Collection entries

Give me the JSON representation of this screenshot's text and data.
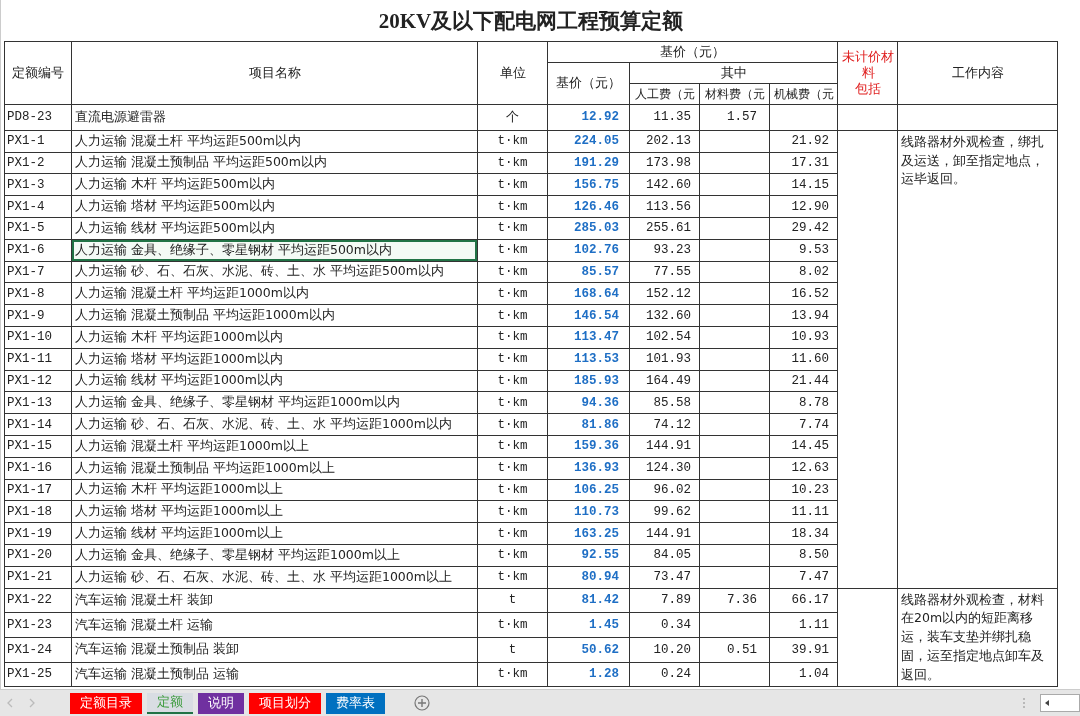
{
  "title": "20KV及以下配电网工程预算定额",
  "header": {
    "code": "定额编号",
    "name": "项目名称",
    "unit": "单位",
    "base_group": "基价（元）",
    "base": "基价（元）",
    "among": "其中",
    "labor": "人工费（元",
    "material": "材料费（元",
    "machine": "机械费（元",
    "unpriced": [
      "未计价材料",
      "包括"
    ],
    "work": "工作内容"
  },
  "groups": [
    {
      "rows": [
        {
          "code": "PD8-23",
          "name": "直流电源避雷器",
          "unit": "个",
          "base": "12.92",
          "labor": "11.35",
          "material": "1.57",
          "selected": false
        }
      ]
    },
    {
      "work_content": "线路器材外观检查，绑扎及运送，卸至指定地点，运毕返回。",
      "rows": [
        {
          "code": "PX1-1",
          "name": "人力运输 混凝土杆 平均运距500m以内",
          "unit": "t·km",
          "base": "224.05",
          "labor": "202.13",
          "machine": "21.92",
          "selected": false
        },
        {
          "code": "PX1-2",
          "name": "人力运输 混凝土预制品 平均运距500m以内",
          "unit": "t·km",
          "base": "191.29",
          "labor": "173.98",
          "machine": "17.31",
          "selected": false
        },
        {
          "code": "PX1-3",
          "name": "人力运输 木杆 平均运距500m以内",
          "unit": "t·km",
          "base": "156.75",
          "labor": "142.60",
          "machine": "14.15",
          "selected": false
        },
        {
          "code": "PX1-4",
          "name": "人力运输 塔材 平均运距500m以内",
          "unit": "t·km",
          "base": "126.46",
          "labor": "113.56",
          "machine": "12.90",
          "selected": false
        },
        {
          "code": "PX1-5",
          "name": "人力运输 线材 平均运距500m以内",
          "unit": "t·km",
          "base": "285.03",
          "labor": "255.61",
          "machine": "29.42",
          "selected": false
        },
        {
          "code": "PX1-6",
          "name": "人力运输 金具、绝缘子、零星钢材 平均运距500m以内",
          "unit": "t·km",
          "base": "102.76",
          "labor": "93.23",
          "machine": "9.53",
          "selected": true
        },
        {
          "code": "PX1-7",
          "name": "人力运输 砂、石、石灰、水泥、砖、土、水 平均运距500m以内",
          "unit": "t·km",
          "base": "85.57",
          "labor": "77.55",
          "machine": "8.02",
          "selected": false
        },
        {
          "code": "PX1-8",
          "name": "人力运输 混凝土杆 平均运距1000m以内",
          "unit": "t·km",
          "base": "168.64",
          "labor": "152.12",
          "machine": "16.52",
          "selected": false
        },
        {
          "code": "PX1-9",
          "name": "人力运输 混凝土预制品 平均运距1000m以内",
          "unit": "t·km",
          "base": "146.54",
          "labor": "132.60",
          "machine": "13.94",
          "selected": false
        },
        {
          "code": "PX1-10",
          "name": "人力运输 木杆 平均运距1000m以内",
          "unit": "t·km",
          "base": "113.47",
          "labor": "102.54",
          "machine": "10.93",
          "selected": false
        },
        {
          "code": "PX1-11",
          "name": "人力运输 塔材 平均运距1000m以内",
          "unit": "t·km",
          "base": "113.53",
          "labor": "101.93",
          "machine": "11.60",
          "selected": false
        },
        {
          "code": "PX1-12",
          "name": "人力运输 线材 平均运距1000m以内",
          "unit": "t·km",
          "base": "185.93",
          "labor": "164.49",
          "machine": "21.44",
          "selected": false
        },
        {
          "code": "PX1-13",
          "name": "人力运输 金具、绝缘子、零星钢材 平均运距1000m以内",
          "unit": "t·km",
          "base": "94.36",
          "labor": "85.58",
          "machine": "8.78",
          "selected": false
        },
        {
          "code": "PX1-14",
          "name": "人力运输 砂、石、石灰、水泥、砖、土、水 平均运距1000m以内",
          "unit": "t·km",
          "base": "81.86",
          "labor": "74.12",
          "machine": "7.74",
          "selected": false
        },
        {
          "code": "PX1-15",
          "name": "人力运输 混凝土杆 平均运距1000m以上",
          "unit": "t·km",
          "base": "159.36",
          "labor": "144.91",
          "machine": "14.45",
          "selected": false
        },
        {
          "code": "PX1-16",
          "name": "人力运输 混凝土预制品 平均运距1000m以上",
          "unit": "t·km",
          "base": "136.93",
          "labor": "124.30",
          "machine": "12.63",
          "selected": false
        },
        {
          "code": "PX1-17",
          "name": "人力运输 木杆 平均运距1000m以上",
          "unit": "t·km",
          "base": "106.25",
          "labor": "96.02",
          "machine": "10.23",
          "selected": false
        },
        {
          "code": "PX1-18",
          "name": "人力运输 塔材 平均运距1000m以上",
          "unit": "t·km",
          "base": "110.73",
          "labor": "99.62",
          "machine": "11.11",
          "selected": false
        },
        {
          "code": "PX1-19",
          "name": "人力运输 线材 平均运距1000m以上",
          "unit": "t·km",
          "base": "163.25",
          "labor": "144.91",
          "machine": "18.34",
          "selected": false
        },
        {
          "code": "PX1-20",
          "name": "人力运输 金具、绝缘子、零星钢材 平均运距1000m以上",
          "unit": "t·km",
          "base": "92.55",
          "labor": "84.05",
          "machine": "8.50",
          "selected": false
        },
        {
          "code": "PX1-21",
          "name": "人力运输 砂、石、石灰、水泥、砖、土、水 平均运距1000m以上",
          "unit": "t·km",
          "base": "80.94",
          "labor": "73.47",
          "machine": "7.47",
          "selected": false
        }
      ]
    },
    {
      "work_content": "线路器材外观检查，材料在20m以内的短距离移运，装车支垫并绑扎稳固，运至指定地点卸车及返回。",
      "rows": [
        {
          "code": "PX1-22",
          "name": "汽车运输 混凝土杆 装卸",
          "unit": "t",
          "base": "81.42",
          "labor": "7.89",
          "material": "7.36",
          "machine": "66.17",
          "selected": false
        },
        {
          "code": "PX1-23",
          "name": "汽车运输 混凝土杆 运输",
          "unit": "t·km",
          "base": "1.45",
          "labor": "0.34",
          "machine": "1.11",
          "selected": false
        },
        {
          "code": "PX1-24",
          "name": "汽车运输 混凝土预制品 装卸",
          "unit": "t",
          "base": "50.62",
          "labor": "10.20",
          "material": "0.51",
          "machine": "39.91",
          "selected": false
        },
        {
          "code": "PX1-25",
          "name": "汽车运输 混凝土预制品 运输",
          "unit": "t·km",
          "base": "1.28",
          "labor": "0.24",
          "machine": "1.04",
          "selected": false
        }
      ]
    }
  ],
  "sheet_tabs": [
    {
      "label": "定额目录",
      "color": "#ff0000",
      "selected": false
    },
    {
      "label": "定额",
      "color": "#d9dde3",
      "selected": true
    },
    {
      "label": "说明",
      "color": "#7030a0",
      "selected": false
    },
    {
      "label": "项目划分",
      "color": "#ff0000",
      "selected": false
    },
    {
      "label": "费率表",
      "color": "#0070c0",
      "selected": false
    }
  ]
}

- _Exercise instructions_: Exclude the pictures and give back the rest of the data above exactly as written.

- _Exercise solution_:
Give me the JSON representation of this screenshot's text and data.
{
  "title": "20KV及以下配电网工程预算定额",
  "header": {
    "code": "定额编号",
    "name": "项目名称",
    "unit": "单位",
    "base_group": "基价（元）",
    "base": "基价（元）",
    "among": "其中",
    "labor": "人工费（元",
    "material": "材料费（元",
    "machine": "机械费（元",
    "unpriced": [
      "未计价材料",
      "包括"
    ],
    "work": "工作内容"
  },
  "groups": [
    {
      "rows": [
        {
          "code": "PD8-23",
          "name": "直流电源避雷器",
          "unit": "个",
          "base": "12.92",
          "labor": "11.35",
          "material": "1.57",
          "selected": false
        }
      ]
    },
    {
      "work_content": "线路器材外观检查，绑扎及运送，卸至指定地点，运毕返回。",
      "rows": [
        {
          "code": "PX1-1",
          "name": "人力运输 混凝土杆 平均运距500m以内",
          "unit": "t·km",
          "base": "224.05",
          "labor": "202.13",
          "machine": "21.92",
          "selected": false
        },
        {
          "code": "PX1-2",
          "name": "人力运输 混凝土预制品 平均运距500m以内",
          "unit": "t·km",
          "base": "191.29",
          "labor": "173.98",
          "machine": "17.31",
          "selected": false
        },
        {
          "code": "PX1-3",
          "name": "人力运输 木杆 平均运距500m以内",
          "unit": "t·km",
          "base": "156.75",
          "labor": "142.60",
          "machine": "14.15",
          "selected": false
        },
        {
          "code": "PX1-4",
          "name": "人力运输 塔材 平均运距500m以内",
          "unit": "t·km",
          "base": "126.46",
          "labor": "113.56",
          "machine": "12.90",
          "selected": false
        },
        {
          "code": "PX1-5",
          "name": "人力运输 线材 平均运距500m以内",
          "unit": "t·km",
          "base": "285.03",
          "labor": "255.61",
          "machine": "29.42",
          "selected": false
        },
        {
          "code": "PX1-6",
          "name": "人力运输 金具、绝缘子、零星钢材 平均运距500m以内",
          "unit": "t·km",
          "base": "102.76",
          "labor": "93.23",
          "machine": "9.53",
          "selected": true
        },
        {
          "code": "PX1-7",
          "name": "人力运输 砂、石、石灰、水泥、砖、土、水 平均运距500m以内",
          "unit": "t·km",
          "base": "85.57",
          "labor": "77.55",
          "machine": "8.02",
          "selected": false
        },
        {
          "code": "PX1-8",
          "name": "人力运输 混凝土杆 平均运距1000m以内",
          "unit": "t·km",
          "base": "168.64",
          "labor": "152.12",
          "machine": "16.52",
          "selected": false
        },
        {
          "code": "PX1-9",
          "name": "人力运输 混凝土预制品 平均运距1000m以内",
          "unit": "t·km",
          "base": "146.54",
          "labor": "132.60",
          "machine": "13.94",
          "selected": false
        },
        {
          "code": "PX1-10",
          "name": "人力运输 木杆 平均运距1000m以内",
          "unit": "t·km",
          "base": "113.47",
          "labor": "102.54",
          "machine": "10.93",
          "selected": false
        },
        {
          "code": "PX1-11",
          "name": "人力运输 塔材 平均运距1000m以内",
          "unit": "t·km",
          "base": "113.53",
          "labor": "101.93",
          "machine": "11.60",
          "selected": false
        },
        {
          "code": "PX1-12",
          "name": "人力运输 线材 平均运距1000m以内",
          "unit": "t·km",
          "base": "185.93",
          "labor": "164.49",
          "machine": "21.44",
          "selected": false
        },
        {
          "code": "PX1-13",
          "name": "人力运输 金具、绝缘子、零星钢材 平均运距1000m以内",
          "unit": "t·km",
          "base": "94.36",
          "labor": "85.58",
          "machine": "8.78",
          "selected": false
        },
        {
          "code": "PX1-14",
          "name": "人力运输 砂、石、石灰、水泥、砖、土、水 平均运距1000m以内",
          "unit": "t·km",
          "base": "81.86",
          "labor": "74.12",
          "machine": "7.74",
          "selected": false
        },
        {
          "code": "PX1-15",
          "name": "人力运输 混凝土杆 平均运距1000m以上",
          "unit": "t·km",
          "base": "159.36",
          "labor": "144.91",
          "machine": "14.45",
          "selected": false
        },
        {
          "code": "PX1-16",
          "name": "人力运输 混凝土预制品 平均运距1000m以上",
          "unit": "t·km",
          "base": "136.93",
          "labor": "124.30",
          "machine": "12.63",
          "selected": false
        },
        {
          "code": "PX1-17",
          "name": "人力运输 木杆 平均运距1000m以上",
          "unit": "t·km",
          "base": "106.25",
          "labor": "96.02",
          "machine": "10.23",
          "selected": false
        },
        {
          "code": "PX1-18",
          "name": "人力运输 塔材 平均运距1000m以上",
          "unit": "t·km",
          "base": "110.73",
          "labor": "99.62",
          "machine": "11.11",
          "selected": false
        },
        {
          "code": "PX1-19",
          "name": "人力运输 线材 平均运距1000m以上",
          "unit": "t·km",
          "base": "163.25",
          "labor": "144.91",
          "machine": "18.34",
          "selected": false
        },
        {
          "code": "PX1-20",
          "name": "人力运输 金具、绝缘子、零星钢材 平均运距1000m以上",
          "unit": "t·km",
          "base": "92.55",
          "labor": "84.05",
          "machine": "8.50",
          "selected": false
        },
        {
          "code": "PX1-21",
          "name": "人力运输 砂、石、石灰、水泥、砖、土、水 平均运距1000m以上",
          "unit": "t·km",
          "base": "80.94",
          "labor": "73.47",
          "machine": "7.47",
          "selected": false
        }
      ]
    },
    {
      "work_content": "线路器材外观检查，材料在20m以内的短距离移运，装车支垫并绑扎稳固，运至指定地点卸车及返回。",
      "rows": [
        {
          "code": "PX1-22",
          "name": "汽车运输 混凝土杆 装卸",
          "unit": "t",
          "base": "81.42",
          "labor": "7.89",
          "material": "7.36",
          "machine": "66.17",
          "selected": false
        },
        {
          "code": "PX1-23",
          "name": "汽车运输 混凝土杆 运输",
          "unit": "t·km",
          "base": "1.45",
          "labor": "0.34",
          "machine": "1.11",
          "selected": false
        },
        {
          "code": "PX1-24",
          "name": "汽车运输 混凝土预制品 装卸",
          "unit": "t",
          "base": "50.62",
          "labor": "10.20",
          "material": "0.51",
          "machine": "39.91",
          "selected": false
        },
        {
          "code": "PX1-25",
          "name": "汽车运输 混凝土预制品 运输",
          "unit": "t·km",
          "base": "1.28",
          "labor": "0.24",
          "machine": "1.04",
          "selected": false
        }
      ]
    }
  ],
  "sheet_tabs": [
    {
      "label": "定额目录",
      "color": "#ff0000",
      "selected": false
    },
    {
      "label": "定额",
      "color": "#d9dde3",
      "selected": true
    },
    {
      "label": "说明",
      "color": "#7030a0",
      "selected": false
    },
    {
      "label": "项目划分",
      "color": "#ff0000",
      "selected": false
    },
    {
      "label": "费率表",
      "color": "#0070c0",
      "selected": false
    }
  ]
}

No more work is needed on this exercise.